What I’m most excited about is working with a new designer who is really creative and bringing a bunch of ideas back to life that are modern and that also have a classic twist. So it’s really cool to see those two worlds collide. Some f****** fabulous talent. I mean rockstar, all age, all sexes, all races. It’s just going to be fun. Fun sexual energy, playful, and I mean it's just going to be crazy. It’s going to be a crazy, crazy night. Stunts, reveals, tear-aways. The Church is very iconic, this is a very iconic club and it’s been around for so long that to be a part of the movement and be a part of the people who keep this community alive is very, very fun for me.
What interested you in wanting to be apart of Renacio’s show?
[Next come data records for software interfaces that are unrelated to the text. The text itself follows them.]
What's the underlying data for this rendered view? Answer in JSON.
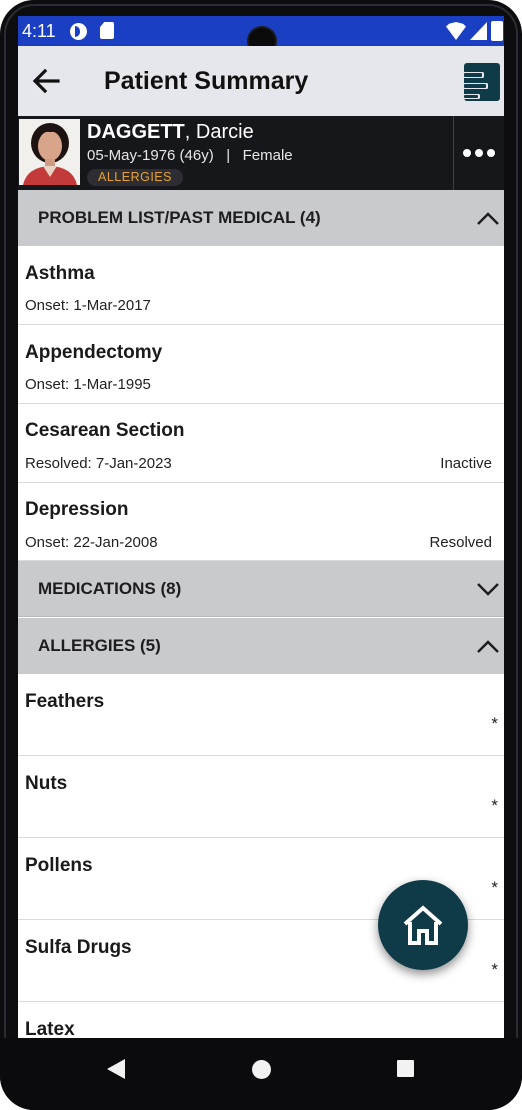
{
  "status_bar": {
    "time": "4:11",
    "icons": [
      "data-saver-icon",
      "sim-card-icon",
      "wifi-icon",
      "signal-icon",
      "battery-icon"
    ]
  },
  "app_bar": {
    "title": "Patient Summary",
    "back_icon": "arrow-left-icon",
    "action_icon": "document-list-icon"
  },
  "patient": {
    "last_name": "DAGGETT",
    "first_name": ", Darcie",
    "meta": "05-May-1976 (46y)   |   Female",
    "badge": "ALLERGIES",
    "more_icon": "more-horizontal-icon"
  },
  "sections": {
    "problems": {
      "title": "PROBLEM LIST/PAST MEDICAL (4)",
      "expanded": true,
      "items": [
        {
          "name": "Asthma",
          "date": "Onset: 1-Mar-2017",
          "status": ""
        },
        {
          "name": "Appendectomy",
          "date": "Onset: 1-Mar-1995",
          "status": ""
        },
        {
          "name": "Cesarean Section",
          "date": "Resolved: 7-Jan-2023",
          "status": "Inactive"
        },
        {
          "name": "Depression",
          "date": "Onset: 22-Jan-2008",
          "status": "Resolved"
        }
      ]
    },
    "medications": {
      "title": "MEDICATIONS (8)",
      "expanded": false
    },
    "allergies": {
      "title": "ALLERGIES (5)",
      "expanded": true,
      "items": [
        {
          "name": "Feathers",
          "mark": "*"
        },
        {
          "name": "Nuts",
          "mark": "*"
        },
        {
          "name": "Pollens",
          "mark": "*"
        },
        {
          "name": "Sulfa Drugs",
          "mark": "*"
        },
        {
          "name": "Latex",
          "mark": ""
        }
      ]
    }
  },
  "fab": {
    "icon": "home-icon"
  },
  "nav_bar": {
    "icons": [
      "nav-back-icon",
      "nav-home-icon",
      "nav-recents-icon"
    ]
  },
  "colors": {
    "status_bar": "#1a3fc2",
    "app_bar": "#e6e7ec",
    "banner": "#16171a",
    "section_header": "#c9cacd",
    "allergy_badge_text": "#e6a22c",
    "fab": "#0f3a47"
  }
}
I’m moved by his clothing. I really am. I love dark, macabre, velvety textures that are sensual but classic and classy. He really, really melts those two together and integrates them really well. He is the perfect designer for me to walk for ‘cause I’m both of those two.
Siggy Sauer, Dalton Rawson and Ava Weissgarber in Renacio shot by Victoria Nguyen for Over Magazine
How will this show impact your career as a model?
I think just networking and being able to build different spots in the different worlds. This is a world where you can really feel the emotion and really, really, bring out your inner darkness and I think it is important for people to be in touch with that and not all models get to experience that sexual energy and that darkness that they wanna bring out on stage.
What is it like modeling at such an iconic venue like The Church?
I mean like I said earlier it is a piece of history as part of the club scene goes, especially the goth scene in Dallas. It’s been a staple for many, many years. I grew up coming to The Church. When I was 17, this was the place where I came to express myself so it’s very surreal to be up on that stage and maybe being able to motivate someone to maybe design or feel their creative energy and not be afraid of what everyone else thinks. You want to be fearless at The Church. I have never been at The Church and I have never felt judged here, ever.
Thank you to everyone who participated, the Over Magazine team appreciates you. Don't be scared to break boundaries, express yourself through your art.
-Nate Bishara, Editor-in-Chief of Over Magazine